I am willing to bet that most urbanites have heard the term “Brownfields” before. But what does it mean to you? The Environmental Protection Agency (EPA) has defined it as:
“Real property, the expansion, redevelopment, or reuse of which may be complicated by the presence or potential presence of a hazardous substance, pollutant, or contaminant.”
But I ask again, what does it mean to you? So many of us probably don’t give Brownfields Redevelopment much thought. The benefits are simply astounding and since the EPA’s inception of the program in 1995, thousands of acres across the United States have been successfully redeveloped. Brownfields sites are not limited to large industrial cities such as Detroit or Pittsburgh; they exist in essentially every town in Iowa. They can be abandoned or underutilized gas stations or auto repair facilities or on a much larger scale such as former foundries or animal processing facilities.
Redeveloping brownfields is no simple task. Let’s face it, if it were easy, everyone would do it. It takes an intimate knowledge of environmental regulations, project financing and community planning to implement a successful strategy. All three of these items play an intricate role in the process. Environmental hurdles may include the completion of Phase I & II Environmental Site Assessments, management of hazardous materials including asbestos and lead-based paint, or remediation of soil or groundwater contamination. Financing any type of brownfields project proves to be a sizable challenge in today’s economy.
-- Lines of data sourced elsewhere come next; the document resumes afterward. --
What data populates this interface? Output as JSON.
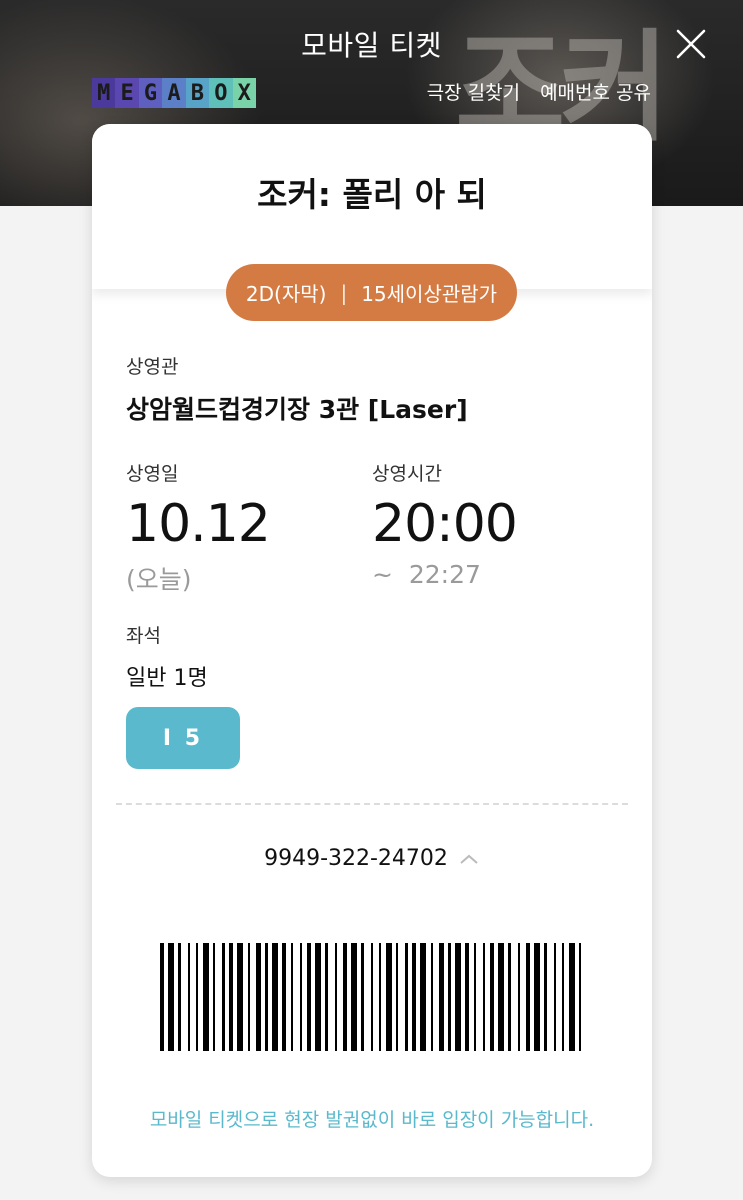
{
  "header": {
    "title": "모바일 티켓",
    "close_icon": "close-icon",
    "logo_letters": [
      "M",
      "E",
      "G",
      "A",
      "B",
      "O",
      "X"
    ],
    "logo_colors": [
      "#4b3a9c",
      "#5a47b0",
      "#5f5fc0",
      "#5b80c8",
      "#58a3c8",
      "#5ec0b9",
      "#7ad3a8"
    ],
    "links": {
      "directions": "극장 길찾기",
      "share": "예매번호 공유"
    },
    "poster_text": "조커"
  },
  "ticket": {
    "movie_title": "조커: 폴리 아 되",
    "format": "2D(자막)",
    "separator": "|",
    "rating": "15세이상관람가",
    "theater_label": "상영관",
    "theater_value": "상암월드컵경기장 3관 [Laser]",
    "date_label": "상영일",
    "date_value": "10.12",
    "date_sub": "(오늘)",
    "time_label": "상영시간",
    "time_value": "20:00",
    "time_sub": "~  22:27",
    "seat_label": "좌석",
    "seat_count": "일반 1명",
    "seat_number": "I 5",
    "booking_number": "9949-322-24702",
    "notice": "모바일 티켓으로 현장 발권없이 바로 입장이 가능합니다."
  },
  "colors": {
    "accent_orange": "#d47b43",
    "accent_teal": "#5ab9cc",
    "background": "#f3f3f3"
  }
}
Utilizing funding sources such tax credits, tax increment financing, grants, loans and private investors are common practice. The planning process of a brownfields project brings all the partners together. This includes contract negotiations, cleanup and construction and property management.
I can sum up what brownfields really means to me with one word, partnerships. No one person, municipality or government agency can make a difference alone. Successful redevelopment must rely on partnerships with individuals that truly want to make a difference. I have seen it work wonders first hand within Iowa communities such as Perry and Sioux City. The partnerships with the municipalities, EPA, Iowa Department of Natural Resources, and numerous public and private agencies have undoubtedly made a positive difference in many lives.